Millions of people want a nation that offers equality and healing between races, generations and socioeconomic classes. The climate of present-day America presents anger and fear instead of hope. From hashtag movements to substance abuse increase, the media and statistics reveal that people are hurting.
A KKK rally in my town. My dad’s sudden death at the age of 69. Family tension. The last half of 2017 was a personal season of turmoil. Compounded pain and unanswered questions. My grieving became a grappling process. I asked God, “What am I supposed to learn through my pain? How do we mend family dysfunction? Will there ever be peace on this side of Heaven?” I began to think about all I had read over the years. Topics like emotional health, cellular memory, spiritual warfare and even quantum physics. My husband and I had been ordained ministers for several years and as a result we had listened to and prayed with many people of various ages, races and backgrounds over the years. I saw one common denominator: brokenness.
We hurt because we are broken. The world is broken. The course of inherited sin flows with each new generation. When we consider our own bad decisions which were influenced by a childhood trauma or family and community dysfunction, this makes sense. As I pondered all of this while watching the news or reading social media posts, I would say to God: “Lord, I have no idea how you are going to fix this complex mess!”
God can fix it, but it will take more than one US administration, grassroots hashtag, and church prayer meeting. Seeing individual, family and social struggle through a larger lens and realizing that the fixing may take 2-3 generations has given me a peace that if I do my part, teach my kids to do their part, and encourage others to do their parts…slowly and steadily, life for us all will improve.
It is a lens that considers how God created us to function. For example, did you know that some fears and habits have generational and spiritual roots? This issue grows more complex when we learn that our brains begin to be reshaped by these fears and habits. Multiply these times the members of a family and a community and we begin to learn how larger systems-the business world, the political realm, and even faith communities become unhealthy and for some individuals, destructive.
Some already have this lens: the Caucasian woman who lives in one of the most dangerous inner cities Mississippi and regularly reached out to the African American drug addict who almost assaulted her is one. In Cleveland, Ohio, lives an African American leader who grew up in poverty, went to college, and met a drug dealer. She ended up pregnant and abused, but eventually changed the trajectory of her life when someone reached out to her in kindness. Now she is Divisional Coordinator of a national organization that mentors teen moms. These mentors are not only helping one person find victory. They pave the way for families to be healthy and the next generation to stand in triumph. These men and women are culture changers who are transforming communities, one person at a time.
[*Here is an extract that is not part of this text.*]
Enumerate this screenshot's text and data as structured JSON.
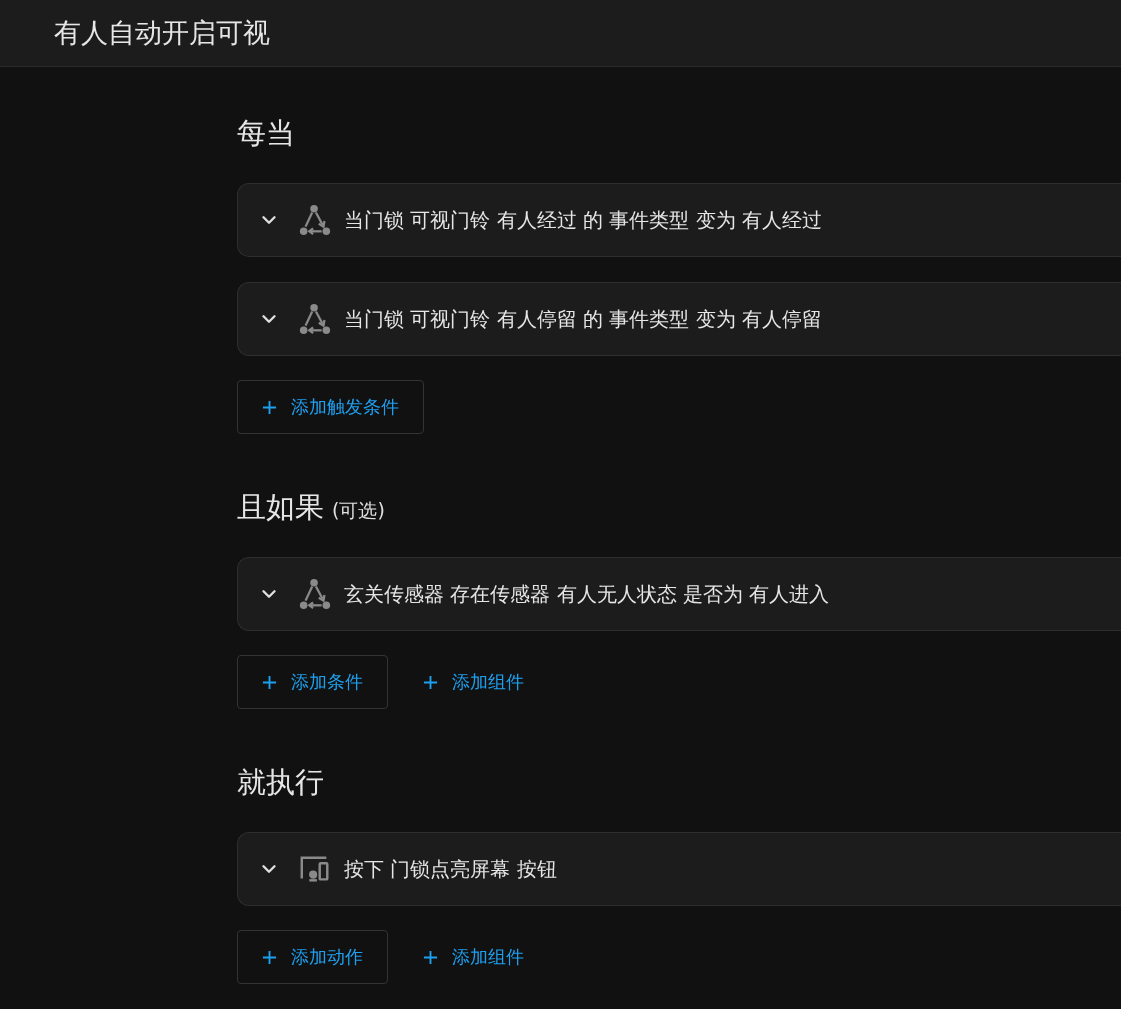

We desire for every human being to have the opportunity to prosper intellectually, emotionally and practically. We want to “lift up the humble” (Psalm 147:60) and weep with those who weep (Romans 12:15). In addition, we want shalom, the Hebrew word for peace, completeness, and harmony, from which we reveal God’s goodness to everyone around us.
Human brokenness has coursed through human history and affects every aspect of life. Understanding the problems of victimization, ego versus other, and projection and group think, helps to formulate a perspective of a person’s individual struggles in the light of human relationships. The roots of cultural PTSD and unhealthy generational patterns reveal that familial and community problems cannot be resolved through increased financial resources. As triune beings composed of a spirit, soul and physical body, wholeness to individuals, families, and communities happens when tangible and unseen realities are dealt with in tandem.
This holistic lens gives Culture Changers patience as they walk alongside someone who looks and lives differently than they do.
If one by one we counted people out For the least sin, it wouldn’t take us long To get so we had no one left to live with. For to be social is to be forgiving. Robert Frost – “The Star Splitter”
Stay tuned for the release date.